Celebrating caregiving whānau this Caregiver Awareness Week

Published: March 7, 2022

This week is Caregiver Awareness Week, and Oranga Tamariki Chief Executive Chappie Te Kani is asking New Zealanders to join him in thanking caregiving whānau across Aotearoa.


“On behalf of us all, I’d like to say thank you so much for the aroha, commitment and support that you show the children and young people in your care,” Chappie says.

“You’ve made a wonderful choice to care for tamariki when they need it most, and I hope you take some time for yourself this week to recognise all you do.”

At Oranga Tamariki, our vision is that children live safely with whānau, hapū, iwi supported by communities. For the 6,000 children that currently can’t live with their parents it’s caregiving whānau who for the most part we turn to and who day in, day out provide the love, support and care that these children need.

In total across the motu there are over 15,000 caregivers looking after children and young people who cannot be cared for by their parents. Oranga Tamariki supports over 3,000 of these caregiving whānau. These children and young people are members of our society who haven’t always had the best start to life and in the current moment they need caregiving whānau to be there for them.

Caregiving whānau make a difference

“These caregivers are all making a significant difference, not just to children and whānau, but to New Zealand as a whole. Because of them, these children and young people in care have the best opportunity to thrive,” Chappie says.

“This week is about acknowledging these caregivers, and all that they do. Having a safe home and loving people around them is so important for helping children to achieve their best; and have the best opportunities when it comes to health and education.

“We know that while caregiving is very rewarding, it can also be challenging, and takes a lot of time and energy. It can also have an impact on caregivers and their whānau. We are acutely aware of what it is like for you, and we appreciate the opportunity you’re creating for these children and young people.”

What caregiving whānau mean to tamariki

We know directly from tamariki how important it is to be surrounded by loved ones that support them and provide them with opportunities – which a caregiving whānau offers – so they can have the same experiences and choices as other tamariki and rangatahi.

Children and young people have told us that having a sense of family and feeling included is important to them. Feeling cared for means feeling like someone will look after them, support them and stick up for them, especially through hard times.

“It means being loved and that you have food, furniture, bed, clothes on your back and you know when you go to school, someone will drop you off and pick you up,” says an 11-year-old in care.

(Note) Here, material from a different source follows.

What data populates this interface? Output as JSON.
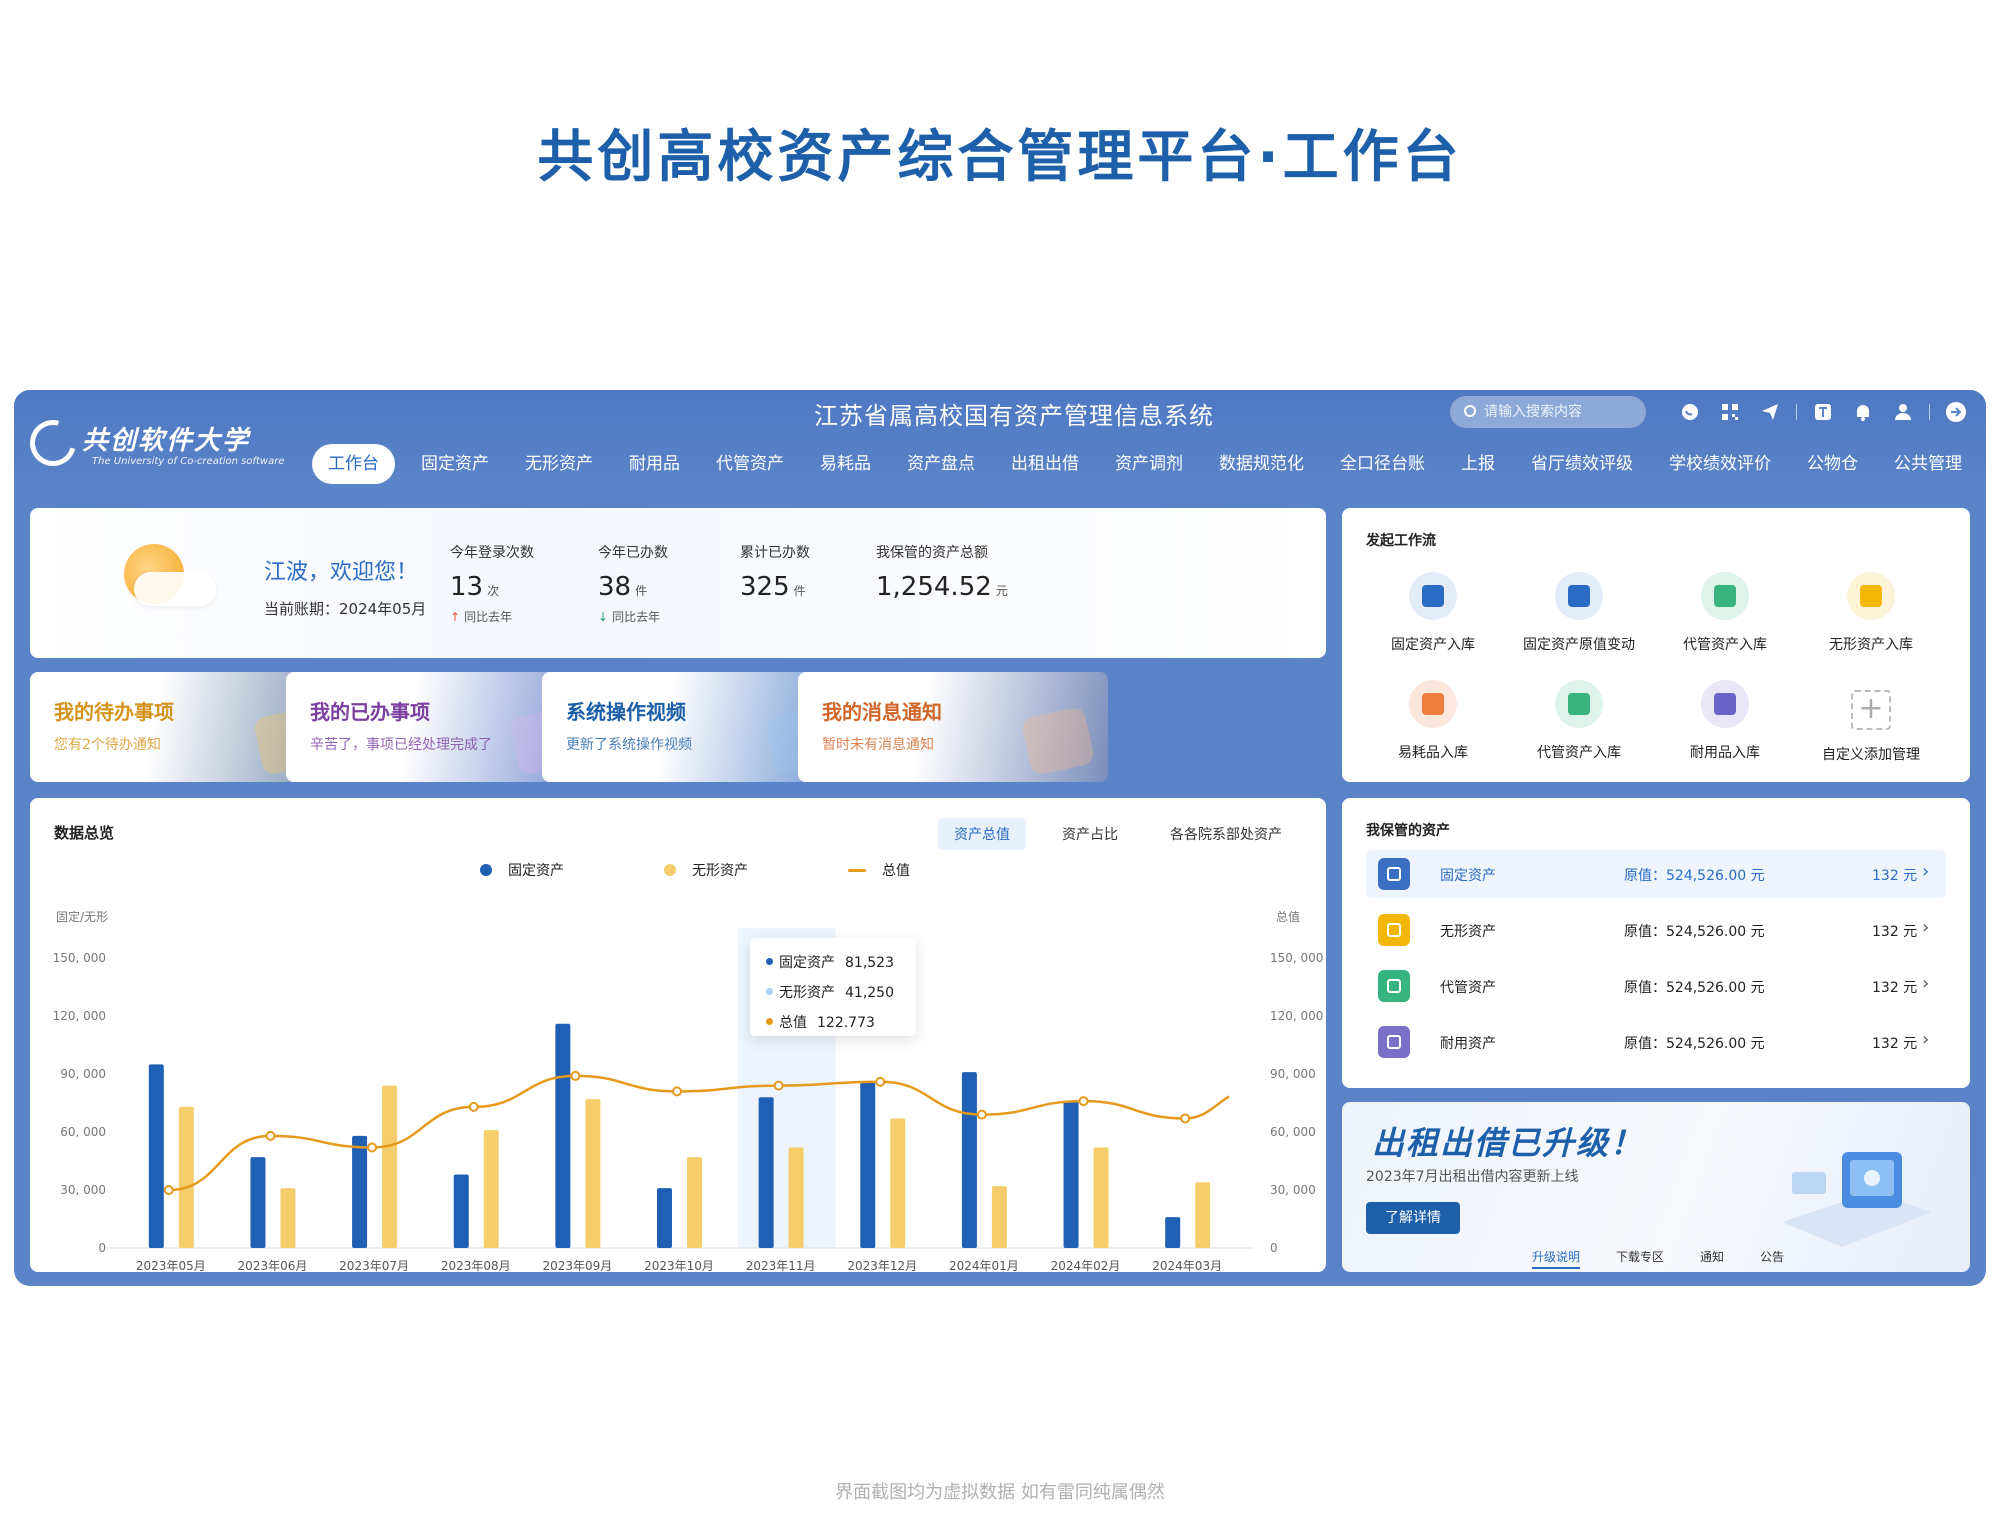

A 13-year-old in care spoke about the feeling of belonging and the importance of connection, as well as having a place where people will care for them, and they won’t feel lonely or not fit in.

“I feel people I live with care for me and I’m connected – I’m not just there, I’m included. They talk to you.”

“In the long run, feeling loved is the most important. Feeling loved will get you a long way, because you know you can always go back to that place where you are loved,” a 15-year-old says.

Supporting Oranga Tamariki caregivers

For the past three years, caregiving whānau caring for children in the custody of Oranga Tamariki have had support from a dedicated service in the Caregiver Recruitment and Support (CGRS) team.

“CGRS is a small but passionate team, and we want caregivers to know that we’re always here for them – through their caregiver social worker, or the dedicated 0508 CARERS support line, which is available 24/7,” Chappie says.

CGRS provides advice, emotional and practical support and advocacy for caregiving whānau. They offer learning opportunities, the Caregiver Assistance Programme of independent free counselling and many more forms of support to help caregivers in their role.

“We want caregivers to reach out and share their needs with us, so we can work together to best support them. It is through engaging together that we will find the best solutions.”

Working with whānau

At Oranga Tamariki, our preference is for members of the wider whānau, hapū, iwi or a family group to become the caregivers for tamariki and rangatahi whenever possible – and we know that we’re on the right path.

Around 40% of caregivers with Oranga Tamariki are Māori or Pacific, and around two thirds (63%) of tamariki and rangatahi in the custody of the Chief Executive are being cared for by whānau.

“I’m pleased to say we’re well on the way to living this aspiration, and we know that we have an ever-increasing number of Māori caregivers looking after children and young people in care,” Chappie says.